Assignment -> Output all the data exactly.

Given records ->
· · ·
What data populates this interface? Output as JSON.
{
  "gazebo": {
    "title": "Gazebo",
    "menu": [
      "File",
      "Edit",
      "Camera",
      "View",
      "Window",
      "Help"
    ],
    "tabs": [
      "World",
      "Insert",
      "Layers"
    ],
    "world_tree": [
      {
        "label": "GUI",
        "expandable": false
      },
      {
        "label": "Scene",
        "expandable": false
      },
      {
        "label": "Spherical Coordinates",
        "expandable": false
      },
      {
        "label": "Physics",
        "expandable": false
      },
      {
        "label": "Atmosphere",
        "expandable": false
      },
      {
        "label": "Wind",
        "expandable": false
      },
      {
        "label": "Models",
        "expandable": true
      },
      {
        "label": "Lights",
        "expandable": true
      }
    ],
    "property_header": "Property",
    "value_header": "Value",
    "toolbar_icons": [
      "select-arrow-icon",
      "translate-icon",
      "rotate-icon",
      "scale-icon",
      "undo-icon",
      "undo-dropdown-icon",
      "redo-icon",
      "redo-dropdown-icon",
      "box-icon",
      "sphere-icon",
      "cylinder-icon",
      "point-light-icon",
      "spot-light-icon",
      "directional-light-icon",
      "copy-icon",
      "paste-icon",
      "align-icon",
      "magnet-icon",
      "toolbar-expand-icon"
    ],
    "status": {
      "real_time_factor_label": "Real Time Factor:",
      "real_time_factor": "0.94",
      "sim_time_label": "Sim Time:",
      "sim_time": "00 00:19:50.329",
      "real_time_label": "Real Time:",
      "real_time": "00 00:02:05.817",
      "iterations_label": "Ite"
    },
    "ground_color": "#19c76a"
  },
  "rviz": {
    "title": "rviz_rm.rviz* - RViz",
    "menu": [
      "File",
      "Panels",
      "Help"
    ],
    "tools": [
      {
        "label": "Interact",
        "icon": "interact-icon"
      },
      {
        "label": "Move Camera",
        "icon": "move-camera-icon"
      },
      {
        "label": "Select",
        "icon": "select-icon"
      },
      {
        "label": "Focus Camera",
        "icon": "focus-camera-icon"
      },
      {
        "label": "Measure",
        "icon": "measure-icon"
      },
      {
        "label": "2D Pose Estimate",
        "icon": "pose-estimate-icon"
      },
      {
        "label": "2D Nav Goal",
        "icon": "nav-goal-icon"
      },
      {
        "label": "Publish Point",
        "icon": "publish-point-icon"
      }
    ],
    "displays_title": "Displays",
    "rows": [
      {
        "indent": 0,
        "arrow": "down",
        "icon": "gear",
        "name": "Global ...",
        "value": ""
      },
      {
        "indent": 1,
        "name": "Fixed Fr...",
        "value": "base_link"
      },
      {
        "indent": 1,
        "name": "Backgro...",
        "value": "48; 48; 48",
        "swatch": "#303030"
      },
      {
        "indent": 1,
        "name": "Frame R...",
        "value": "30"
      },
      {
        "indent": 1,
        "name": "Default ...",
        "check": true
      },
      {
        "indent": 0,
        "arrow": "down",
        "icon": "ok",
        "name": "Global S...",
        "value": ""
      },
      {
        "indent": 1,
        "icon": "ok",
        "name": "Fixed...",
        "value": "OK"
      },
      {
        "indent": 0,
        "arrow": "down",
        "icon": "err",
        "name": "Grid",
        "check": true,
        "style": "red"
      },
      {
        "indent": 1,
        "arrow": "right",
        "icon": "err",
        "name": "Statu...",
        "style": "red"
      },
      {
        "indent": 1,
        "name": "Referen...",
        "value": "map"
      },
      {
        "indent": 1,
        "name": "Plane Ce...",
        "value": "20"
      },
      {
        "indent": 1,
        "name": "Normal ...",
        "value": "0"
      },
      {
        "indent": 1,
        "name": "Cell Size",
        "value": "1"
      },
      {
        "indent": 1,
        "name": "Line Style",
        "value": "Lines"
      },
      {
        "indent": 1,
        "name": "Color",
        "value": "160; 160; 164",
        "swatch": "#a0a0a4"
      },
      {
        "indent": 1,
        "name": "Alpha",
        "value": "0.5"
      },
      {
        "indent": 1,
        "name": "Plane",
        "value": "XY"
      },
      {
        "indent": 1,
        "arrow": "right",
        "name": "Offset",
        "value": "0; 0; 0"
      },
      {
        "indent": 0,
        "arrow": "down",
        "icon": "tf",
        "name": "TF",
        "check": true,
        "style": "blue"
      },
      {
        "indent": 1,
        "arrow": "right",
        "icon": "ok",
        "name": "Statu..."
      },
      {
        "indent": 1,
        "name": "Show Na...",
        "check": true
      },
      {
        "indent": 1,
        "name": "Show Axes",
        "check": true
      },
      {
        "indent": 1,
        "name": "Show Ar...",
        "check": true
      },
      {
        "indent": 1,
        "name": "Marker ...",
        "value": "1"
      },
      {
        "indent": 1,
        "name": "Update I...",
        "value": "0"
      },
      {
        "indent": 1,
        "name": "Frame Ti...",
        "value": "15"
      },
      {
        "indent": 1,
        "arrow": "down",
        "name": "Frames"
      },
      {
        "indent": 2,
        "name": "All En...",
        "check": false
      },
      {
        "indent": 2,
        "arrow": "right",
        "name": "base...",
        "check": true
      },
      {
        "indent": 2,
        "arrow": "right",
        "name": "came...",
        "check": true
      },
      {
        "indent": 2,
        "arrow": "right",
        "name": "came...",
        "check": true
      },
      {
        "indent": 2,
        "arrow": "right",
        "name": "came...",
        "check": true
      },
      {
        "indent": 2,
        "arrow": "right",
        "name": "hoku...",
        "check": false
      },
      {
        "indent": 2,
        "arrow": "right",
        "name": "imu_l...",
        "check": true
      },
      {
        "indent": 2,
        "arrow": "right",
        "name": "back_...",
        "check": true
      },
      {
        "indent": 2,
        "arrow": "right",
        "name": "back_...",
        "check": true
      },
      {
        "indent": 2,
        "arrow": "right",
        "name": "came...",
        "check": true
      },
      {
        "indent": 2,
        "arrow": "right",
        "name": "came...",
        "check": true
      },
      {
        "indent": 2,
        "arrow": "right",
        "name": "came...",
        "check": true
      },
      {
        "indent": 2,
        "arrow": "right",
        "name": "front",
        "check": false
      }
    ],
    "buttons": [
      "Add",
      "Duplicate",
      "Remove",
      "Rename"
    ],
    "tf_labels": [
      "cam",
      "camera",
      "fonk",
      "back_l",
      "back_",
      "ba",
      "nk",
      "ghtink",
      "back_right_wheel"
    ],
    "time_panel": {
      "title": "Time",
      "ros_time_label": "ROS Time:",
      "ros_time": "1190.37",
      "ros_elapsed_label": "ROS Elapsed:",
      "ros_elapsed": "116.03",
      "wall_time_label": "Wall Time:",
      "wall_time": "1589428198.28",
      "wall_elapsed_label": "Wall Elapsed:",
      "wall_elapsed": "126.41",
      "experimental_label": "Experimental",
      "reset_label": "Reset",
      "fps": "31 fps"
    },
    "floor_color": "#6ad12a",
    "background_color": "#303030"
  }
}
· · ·
Response box ->
What data populates this interface? Output as JSON.
{
  "gazebo": {
    "title": "Gazebo",
    "menu": [
      "File",
      "Edit",
      "Camera",
      "View",
      "Window",
      "Help"
    ],
    "tabs": [
      "World",
      "Insert",
      "Layers"
    ],
    "world_tree": [
      {
        "label": "GUI",
        "expandable": false
      },
      {
        "label": "Scene",
        "expandable": false
      },
      {
        "label": "Spherical Coordinates",
        "expandable": false
      },
      {
        "label": "Physics",
        "expandable": false
      },
      {
        "label": "Atmosphere",
        "expandable": false
      },
      {
        "label": "Wind",
        "expandable": false
      },
      {
        "label": "Models",
        "expandable": true
      },
      {
        "label": "Lights",
        "expandable": true
      }
    ],
    "property_header": "Property",
    "value_header": "Value",
    "toolbar_icons": [
      "select-arrow-icon",
      "translate-icon",
      "rotate-icon",
      "scale-icon",
      "undo-icon",
      "undo-dropdown-icon",
      "redo-icon",
      "redo-dropdown-icon",
      "box-icon",
      "sphere-icon",
      "cylinder-icon",
      "point-light-icon",
      "spot-light-icon",
      "directional-light-icon",
      "copy-icon",
      "paste-icon",
      "align-icon",
      "magnet-icon",
      "toolbar-expand-icon"
    ],
    "status": {
      "real_time_factor_label": "Real Time Factor:",
      "real_time_factor": "0.94",
      "sim_time_label": "Sim Time:",
      "sim_time": "00 00:19:50.329",
      "real_time_label": "Real Time:",
      "real_time": "00 00:02:05.817",
      "iterations_label": "Ite"
    },
    "ground_color": "#19c76a"
  },
  "rviz": {
    "title": "rviz_rm.rviz* - RViz",
    "menu": [
      "File",
      "Panels",
      "Help"
    ],
    "tools": [
      {
        "label": "Interact",
        "icon": "interact-icon"
      },
      {
        "label": "Move Camera",
        "icon": "move-camera-icon"
      },
      {
        "label": "Select",
        "icon": "select-icon"
      },
      {
        "label": "Focus Camera",
        "icon": "focus-camera-icon"
      },
      {
        "label": "Measure",
        "icon": "measure-icon"
      },
      {
        "label": "2D Pose Estimate",
        "icon": "pose-estimate-icon"
      },
      {
        "label": "2D Nav Goal",
        "icon": "nav-goal-icon"
      },
      {
        "label": "Publish Point",
        "icon": "publish-point-icon"
      }
    ],
    "displays_title": "Displays",
    "rows": [
      {
        "indent": 0,
        "arrow": "down",
        "icon": "gear",
        "name": "Global ...",
        "value": ""
      },
      {
        "indent": 1,
        "name": "Fixed Fr...",
        "value": "base_link"
      },
      {
        "indent": 1,
        "name": "Backgro...",
        "value": "48; 48; 48",
        "swatch": "#303030"
      },
      {
        "indent": 1,
        "name": "Frame R...",
        "value": "30"
      },
      {
        "indent": 1,
        "name": "Default ...",
        "check": true
      },
      {
        "indent": 0,
        "arrow": "down",
        "icon": "ok",
        "name": "Global S...",
        "value": ""
      },
      {
        "indent": 1,
        "icon": "ok",
        "name": "Fixed...",
        "value": "OK"
      },
      {
        "indent": 0,
        "arrow": "down",
        "icon": "err",
        "name": "Grid",
        "check": true,
        "style": "red"
      },
      {
        "indent": 1,
        "arrow": "right",
        "icon": "err",
        "name": "Statu...",
        "style": "red"
      },
      {
        "indent": 1,
        "name": "Referen...",
        "value": "map"
      },
      {
        "indent": 1,
        "name": "Plane Ce...",
        "value": "20"
      },
      {
        "indent": 1,
        "name": "Normal ...",
        "value": "0"
      },
      {
        "indent": 1,
        "name": "Cell Size",
        "value": "1"
      },
      {
        "indent": 1,
        "name": "Line Style",
        "value": "Lines"
      },
      {
        "indent": 1,
        "name": "Color",
        "value": "160; 160; 164",
        "swatch": "#a0a0a4"
      },
      {
        "indent": 1,
        "name": "Alpha",
        "value": "0.5"
      },
      {
        "indent": 1,
        "name": "Plane",
        "value": "XY"
      },
      {
        "indent": 1,
        "arrow": "right",
        "name": "Offset",
        "value": "0; 0; 0"
      },
      {
        "indent": 0,
        "arrow": "down",
        "icon": "tf",
        "name": "TF",
        "check": true,
        "style": "blue"
      },
      {
        "indent": 1,
        "arrow": "right",
        "icon": "ok",
        "name": "Statu..."
      },
      {
        "indent": 1,
        "name": "Show Na...",
        "check": true
      },
      {
        "indent": 1,
        "name": "Show Axes",
        "check": true
      },
      {
        "indent": 1,
        "name": "Show Ar...",
        "check": true
      },
      {
        "indent": 1,
        "name": "Marker ...",
        "value": "1"
      },
      {
        "indent": 1,
        "name": "Update I...",
        "value": "0"
      },
      {
        "indent": 1,
        "name": "Frame Ti...",
        "value": "15"
      },
      {
        "indent": 1,
        "arrow": "down",
        "name": "Frames"
      },
      {
        "indent": 2,
        "name": "All En...",
        "check": false
      },
      {
        "indent": 2,
        "arrow": "right",
        "name": "base...",
        "check": true
      },
      {
        "indent": 2,
        "arrow": "right",
        "name": "came...",
        "check": true
      },
      {
        "indent": 2,
        "arrow": "right",
        "name": "came...",
        "check": true
      },
      {
        "indent": 2,
        "arrow": "right",
        "name": "came...",
        "check": true
      },
      {
        "indent": 2,
        "arrow": "right",
        "name": "hoku...",
        "check": false
      },
      {
        "indent": 2,
        "arrow": "right",
        "name": "imu_l...",
        "check": true
      },
      {
        "indent": 2,
        "arrow": "right",
        "name": "back_...",
        "check": true
      },
      {
        "indent": 2,
        "arrow": "right",
        "name": "back_...",
        "check": true
      },
      {
        "indent": 2,
        "arrow": "right",
        "name": "came...",
        "check": true
      },
      {
        "indent": 2,
        "arrow": "right",
        "name": "came...",
        "check": true
      },
      {
        "indent": 2,
        "arrow": "right",
        "name": "came...",
        "check": true
      },
      {
        "indent": 2,
        "arrow": "right",
        "name": "front",
        "check": false
      }
    ],
    "buttons": [
      "Add",
      "Duplicate",
      "Remove",
      "Rename"
    ],
    "tf_labels": [
      "cam",
      "camera",
      "fonk",
      "back_l",
      "back_",
      "ba",
      "nk",
      "ghtink",
      "back_right_wheel"
    ],
    "time_panel": {
      "title": "Time",
      "ros_time_label": "ROS Time:",
      "ros_time": "1190.37",
      "ros_elapsed_label": "ROS Elapsed:",
      "ros_elapsed": "116.03",
      "wall_time_label": "Wall Time:",
      "wall_time": "1589428198.28",
      "wall_elapsed_label": "Wall Elapsed:",
      "wall_elapsed": "126.41",
      "experimental_label": "Experimental",
      "reset_label": "Reset",
      "fps": "31 fps"
    },
    "floor_color": "#6ad12a",
    "background_color": "#303030"
  }
}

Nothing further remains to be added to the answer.